‘Broadly, these systems are working much better and the updates are happening much faster and deliveries are happening earlier … but there are still areas that are behind or [have a] backlog on some of these issues, so apologies for those who are experiencing that,’ he said.
‘[Regarding] the delivery of consumables, we understand that there are still some issues with those in parts of the eastern seaboard and we’re working with the delivery partners to address [them].
‘If you have issues with deliveries of vaccines or consumables, contact the VOC [Vaccine Operations Centre] and they can follow up on that.’
Dr de Toca also moved to clarify uncertainty regarding practices’ window for ordering vaccines, after reports shifting deadlines without enough notice had seen some clinics miss out on deliveries.
‘We’ve moved now to fix ordering windows, which hopefully will help avoid [practices] missing orders,’ he said.
‘We completely acknowledge that there were challenges in those first few weeks when the ordering window was short and changed as practices came on board over the four-week period.
‘Now it’s going to be a stable ordering window opening on Saturday and closing on Friday night. Practices [will] receive an email when the window opens and a reminder on Thursdays before it closes.
‘In this new system – with a fixed ordering window and the fairly large ordering window two weeks ahead – unfortunately, if you miss out on placing an order, you will skip that week.’
And while the teething issues that have occurred so far during the rollout have not been planned or welcome, Dr Toca said it emphasised why the DoH had chosen to work with GPs during the rollout.
‘What’s happened over the last week, and the shifting and reconsideration of issues that we are doing at the moment … reinforces the importance of partnering with general practice and primary care through this rollout,’ he said.
‘I can’t think of other parts of the [health] system that are better equipped and more able to adapt, change and maintain that competence and trust of their patients in the context of certain uncertainty.
‘So thank you so much for continuing to do what you do. We are absolutely committed to your role in this in this rollout.’
Dr Harrison had a final message for GPs.
‘Be flexible,’ he said. ‘Take a breath. Look at the changes. Adapt. Build on the goodwill.
‘This is something that’s got to be … done well, and hopefully, rapidly over the next six months. General practice can do it.’
Log in below to join the conversation.

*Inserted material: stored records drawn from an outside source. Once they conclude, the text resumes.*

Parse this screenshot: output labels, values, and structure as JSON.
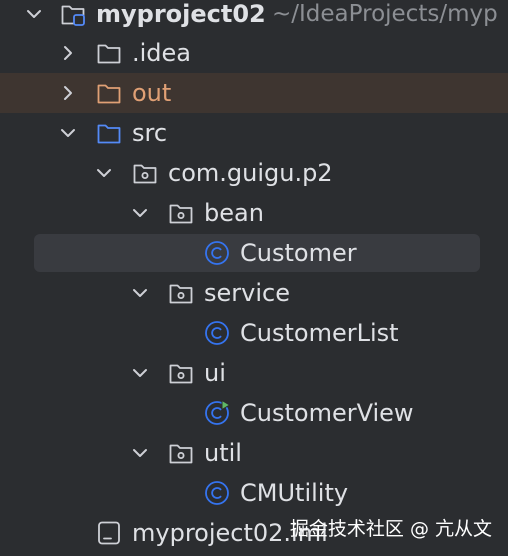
{
  "tree": {
    "items": [
      {
        "label": "myproject02",
        "path": "~/IdeaProjects/myp",
        "icon": "module-folder-icon",
        "expanded": true
      },
      {
        "label": ".idea",
        "icon": "folder-icon",
        "expanded": false
      },
      {
        "label": "out",
        "icon": "excluded-folder-icon",
        "expanded": false
      },
      {
        "label": "src",
        "icon": "source-folder-icon",
        "expanded": true
      },
      {
        "label": "com.guigu.p2",
        "icon": "package-icon",
        "expanded": true
      },
      {
        "label": "bean",
        "icon": "package-icon",
        "expanded": true
      },
      {
        "label": "Customer",
        "icon": "class-icon",
        "selected": true
      },
      {
        "label": "service",
        "icon": "package-icon",
        "expanded": true
      },
      {
        "label": "CustomerList",
        "icon": "class-icon"
      },
      {
        "label": "ui",
        "icon": "package-icon",
        "expanded": true
      },
      {
        "label": "CustomerView",
        "icon": "runnable-class-icon"
      },
      {
        "label": "util",
        "icon": "package-icon",
        "expanded": true
      },
      {
        "label": "CMUtility",
        "icon": "class-icon"
      },
      {
        "label": "myproject02.iml",
        "icon": "iml-file-icon"
      }
    ]
  },
  "watermark": {
    "text": "掘金技术社区 @ 亢从文"
  },
  "colors": {
    "background": "#2b2d30",
    "selection": "#393b40",
    "excluded_row": "#3e3530",
    "text": "#dfe1e5",
    "muted_text": "#8c8f94",
    "excluded_text": "#e0a075",
    "source_blue": "#548af7",
    "class_blue": "#3574f0",
    "run_green": "#5fb865"
  }
}
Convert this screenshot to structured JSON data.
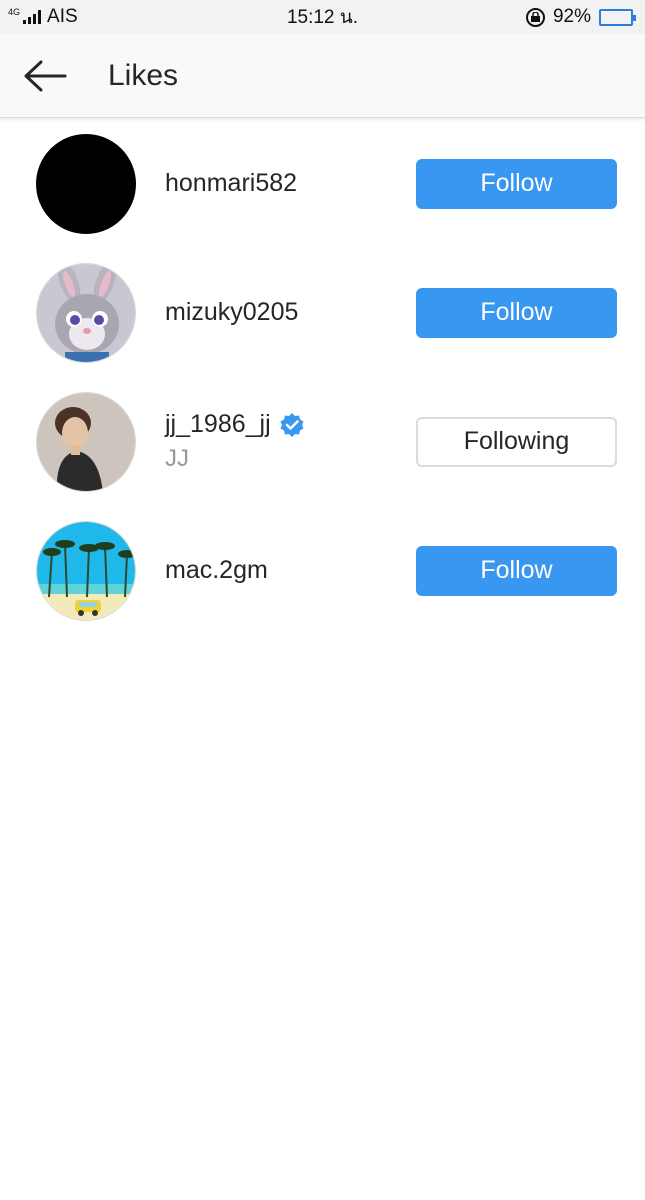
{
  "status_bar": {
    "network": "4G",
    "carrier": "AIS",
    "time": "15:12 น.",
    "battery": "92%",
    "battery_level": 0.92
  },
  "header": {
    "title": "Likes"
  },
  "likes": [
    {
      "username": "honmari582",
      "full_name": "",
      "verified": false,
      "button": "Follow",
      "state": "follow"
    },
    {
      "username": "mizuky0205",
      "full_name": "",
      "verified": false,
      "button": "Follow",
      "state": "follow"
    },
    {
      "username": "jj_1986_jj",
      "full_name": "JJ",
      "verified": true,
      "button": "Following",
      "state": "following"
    },
    {
      "username": "mac.2gm",
      "full_name": "",
      "verified": false,
      "button": "Follow",
      "state": "follow"
    }
  ],
  "colors": {
    "follow_button": "#3897f0",
    "verified_badge": "#3897f0"
  }
}
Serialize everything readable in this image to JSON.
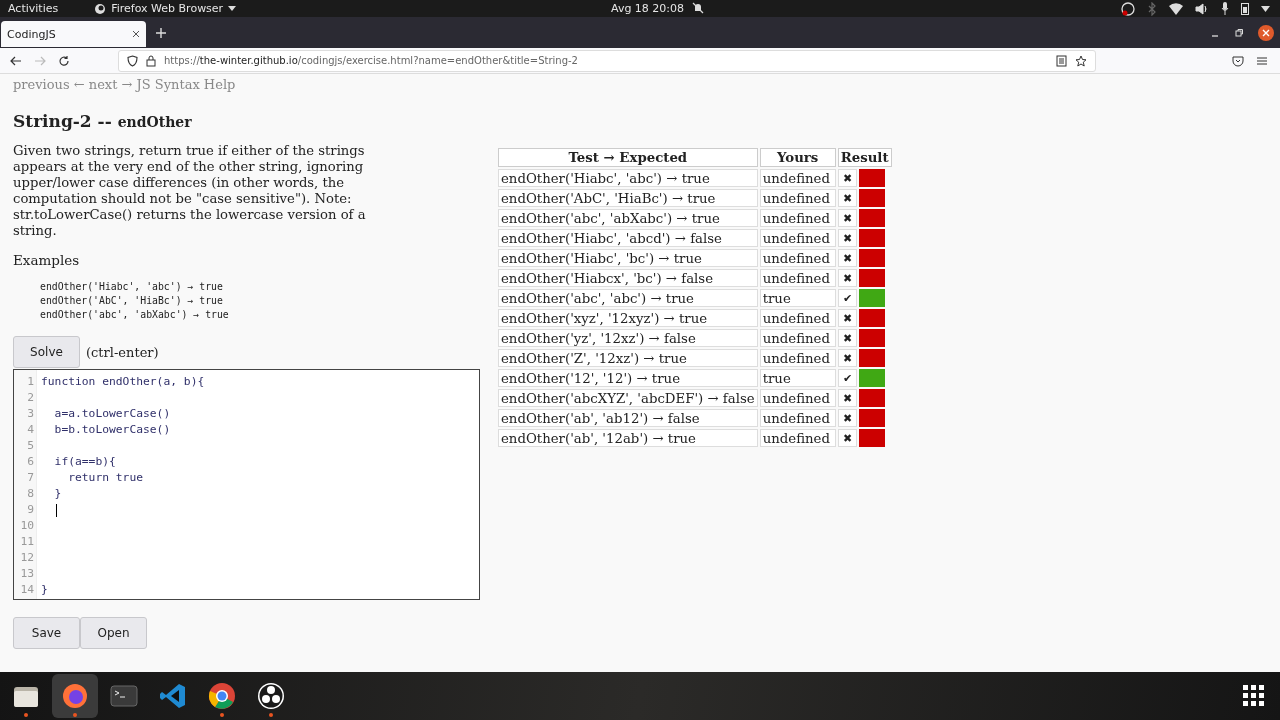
{
  "top_bar": {
    "activities": "Activities",
    "app_menu": "Firefox Web Browser",
    "clock": "Avg 18  20:08"
  },
  "browser": {
    "tabs": [
      {
        "title": "CodingJS",
        "selected": true
      }
    ],
    "url": {
      "scheme": "https://",
      "host": "the-winter.github.io",
      "path": "/codingjs/exercise.html?name=endOther&title=String-2"
    }
  },
  "page": {
    "nav": "previous ← next → JS Syntax Help",
    "title": "String-2 --",
    "title_name": "endOther",
    "description": "Given two strings, return true if either of the strings appears at the very end of the other string, ignoring upper/lower case differences (in other words, the computation should not be \"case sensitive\"). Note: str.toLowerCase() returns the lowercase version of a string.",
    "examples_heading": "Examples",
    "examples": [
      "endOther('Hiabc', 'abc') → true",
      "endOther('AbC', 'HiaBc') → true",
      "endOther('abc', 'abXabc') → true"
    ],
    "solve_button": "Solve",
    "solve_hint": "(ctrl-enter)",
    "editor": {
      "lines": [
        {
          "number": "1",
          "text": "function endOther(a, b){"
        },
        {
          "number": "2"
        },
        {
          "number": "3",
          "text": "  a=a.toLowerCase()"
        },
        {
          "number": "4",
          "text": "  b=b.toLowerCase()"
        },
        {
          "number": "5"
        },
        {
          "number": "6",
          "text": "  if(a==b){"
        },
        {
          "number": "7",
          "text": "    return true"
        },
        {
          "number": "8",
          "text": "  }"
        },
        {
          "number": "9",
          "cursor": true
        },
        {
          "number": "10"
        },
        {
          "number": "11"
        },
        {
          "number": "12"
        },
        {
          "number": "13"
        },
        {
          "number": "14",
          "text": "}"
        }
      ]
    },
    "buttons": [
      "Save",
      "Open"
    ],
    "table": {
      "columns": [
        "Test → Expected",
        "Yours",
        "Result"
      ],
      "rows": [
        {
          "test": "endOther('Hiabc', 'abc') → true",
          "yours": "undefined",
          "mark": "✖",
          "passed": false
        },
        {
          "test": "endOther('AbC', 'HiaBc') → true",
          "yours": "undefined",
          "mark": "✖",
          "passed": false
        },
        {
          "test": "endOther('abc', 'abXabc') → true",
          "yours": "undefined",
          "mark": "✖",
          "passed": false
        },
        {
          "test": "endOther('Hiabc', 'abcd') → false",
          "yours": "undefined",
          "mark": "✖",
          "passed": false
        },
        {
          "test": "endOther('Hiabc', 'bc') → true",
          "yours": "undefined",
          "mark": "✖",
          "passed": false
        },
        {
          "test": "endOther('Hiabcx', 'bc') → false",
          "yours": "undefined",
          "mark": "✖",
          "passed": false
        },
        {
          "test": "endOther('abc', 'abc') → true",
          "yours": "true",
          "mark": "✔",
          "passed": true
        },
        {
          "test": "endOther('xyz', '12xyz') → true",
          "yours": "undefined",
          "mark": "✖",
          "passed": false
        },
        {
          "test": "endOther('yz', '12xz') → false",
          "yours": "undefined",
          "mark": "✖",
          "passed": false
        },
        {
          "test": "endOther('Z', '12xz') → true",
          "yours": "undefined",
          "mark": "✖",
          "passed": false
        },
        {
          "test": "endOther('12', '12') → true",
          "yours": "true",
          "mark": "✔",
          "passed": true
        },
        {
          "test": "endOther('abcXYZ', 'abcDEF') → false",
          "yours": "undefined",
          "mark": "✖",
          "passed": false
        },
        {
          "test": "endOther('ab', 'ab12') → false",
          "yours": "undefined",
          "mark": "✖",
          "passed": false
        },
        {
          "test": "endOther('ab', '12ab') → true",
          "yours": "undefined",
          "mark": "✖",
          "passed": false
        }
      ]
    }
  },
  "dock": [
    {
      "kind": "files",
      "selected": false,
      "running": true
    },
    {
      "kind": "firefox",
      "selected": true,
      "running": true
    },
    {
      "kind": "terminal",
      "selected": false,
      "running": false
    },
    {
      "kind": "vscode",
      "selected": false,
      "running": false
    },
    {
      "kind": "chrome",
      "selected": false,
      "running": true
    },
    {
      "kind": "obs",
      "selected": false,
      "running": true
    }
  ]
}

AstraZeneca ATAGI COVID-19 Pfizer vaccine rollout

newsGP weekly poll As an international medical graduate, what was your primary reason for wanting to practise in Australia?

newsGP weekly poll As an international medical graduate, what was your primary reason for wanting to practise in Australia?



Login to comment

Dr Simon Mark Holliday   17/04/2021 3:54:31 PM

So GPs have to adapt to teething issues. How about all the protagonists.
The remuneration to provide the vaccination service is farcical.
Two examples. A 94 year old lady with metastatic cancer at home after hospitalisation followed by transitional care in a nursing home; completely house-bound requiring a home visit for the vaccine. A patient new to me in his 40's (presenting along with his parents) with metabolic syndrome, diabetes and multiple mental health conditions, on a suitcase full of psychotropic medications, having a panic attack about the vaccine.
Total inflexiblity describes the delivery providers. One Linfox driver insisted on driving undelivered vaccines back to Sydney through the flood congestion knowing they would be ruined, rather than leaving them in our vaccine fridge. Linfox drivers refuse to remove empty eskis and we have accumulated enough to take all the floor space of our nursing area.
Come on Health Department: adapt!

Dr Kamani Thushara Kumari Jaya Nammuni   11/08/2021 1:07:17 PM

is there screening questioners for Astrasenica vaccine suitability assessment if so how could i assess for that